Nowhere is this more painful than at Knight Ridder, whose fine papers include the Lexington, Ky., Herald-Leader, The Philadelphia Inquirer, Miami Herald and The San Jose Mercury News.
To please investors, Knight Ridder reduced staffs to the point of driving some execs to quit in protest. Not good enough. Knight Ridder is under intense pressure from a major investor, Private Capital Management, to sell its papers to someone even more devoted to profits than Pulitzers.
Pained Knight Ridder alumni circulated an open letter, urging unhappy investors to sell Knight Ridder if typical annual profits around 20 percent aren't enough. If, however, investors maintain their pressure to sell, the alumni promised to field competing nominees for the corporate board.
Former Cincinnatians can be heard on both sides.
Polk Laffoon IV, Knight Ridder's vice president/spokesman, once worked at The Cincinnati Post.
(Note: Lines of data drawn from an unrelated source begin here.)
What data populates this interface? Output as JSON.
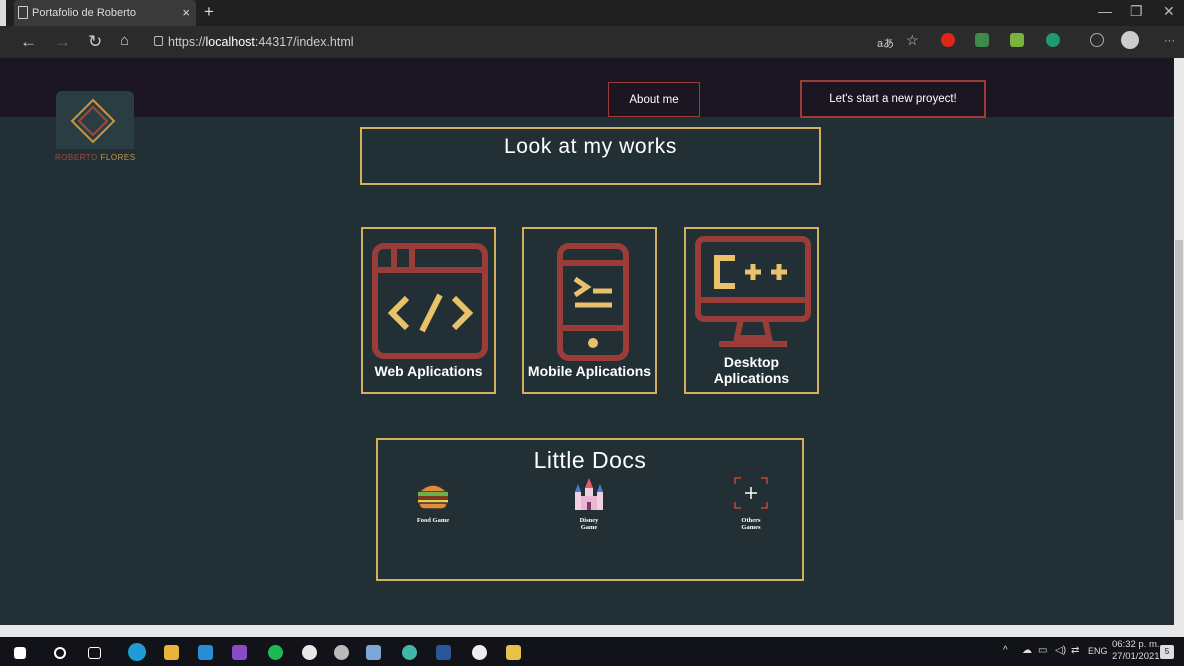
{
  "browser": {
    "tab_title": "Portafolio de Roberto",
    "tab_close": "×",
    "new_tab": "+",
    "url_prefix": "https://",
    "url_host": "localhost",
    "url_rest": ":44317/index.html",
    "read_aloud": "aあ",
    "more": "···"
  },
  "header": {
    "logo_text_first": "ROBERTO",
    "logo_text_last": "FLORES",
    "about_label": "About me",
    "new_project_label": "Let's start a new proyect!"
  },
  "works": {
    "title": "Look at my works",
    "cards": [
      {
        "label": "Web Aplications",
        "icon": "code-window-icon"
      },
      {
        "label": "Mobile Aplications",
        "icon": "mobile-terminal-icon"
      },
      {
        "label_line1": "Desktop",
        "label_line2": "Aplications",
        "icon": "cpp-monitor-icon"
      }
    ]
  },
  "docs": {
    "title": "Little Docs",
    "items": [
      {
        "label": "Food Game",
        "icon": "burger-icon"
      },
      {
        "label_line1": "Disney",
        "label_line2": "Game",
        "icon": "castle-icon"
      },
      {
        "label_line1": "Others",
        "label_line2": "Games",
        "icon": "add-frame-icon"
      }
    ]
  },
  "taskbar": {
    "language": "ENG",
    "time": "06:32 p. m.",
    "date": "27/01/2021",
    "notifications": "5"
  },
  "colors": {
    "accent_gold": "#d4b05e",
    "accent_red": "#9a3d39",
    "page_bg": "#223035",
    "header_bg": "#1c1522"
  }
}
Editor & Publisher quoted him responding to the alumni letter, saying, "The thought that a group of well-meaning alumni could put up their own slate and beat the institutions is not practical in the world we live in."
Signers with whom I worked before they joined Knight Ridder include Jan Leach, a friend and former Enquirer managing editor, and Mike Blackman, one of the wacky and talented Texans who invaded The Enquirer in the 1970s. Leach, who became editor of The Akron Beacon Journal, is "professional in residence" at Kent State University's journalism school and completing a graduate degree in ethics. Blackman, who holds an endowed chair in journalism at Sam Houston State University, also worked at The Cincinnati Post before joining Knight Ridder as foreign editor of The Philadelphia Inquirer and editor of The Fort Worth Star-Telegram.
Citing founder Jack Knight's traditions, they wrote, in part, "Knight Ridder is not merely another public company. It is a public trust. It must balance corporate profitability with civic purpose. We oppose those who would cripple the purpose by coercing more profit. We abhor those for whom good business is insufficient and excellent journalism is irrelevant. We have watched mostly in silent dismay as short-term profit demands have diminished long-term capacity of newsrooms in Knight Ridder and other public media companies. We are silent no more."
In an interview, Leach said she was motivated by personal values enhanced by those of The Beacon Journal, which was Knight's flagship paper. Leach signed the alumni open letter because it "said some important things about journalism today. ... It might, maybe, get people to think about how important journalism might be in the future."
Ben L. Kaufman teaches journalism ethics at Northern Kentucky University.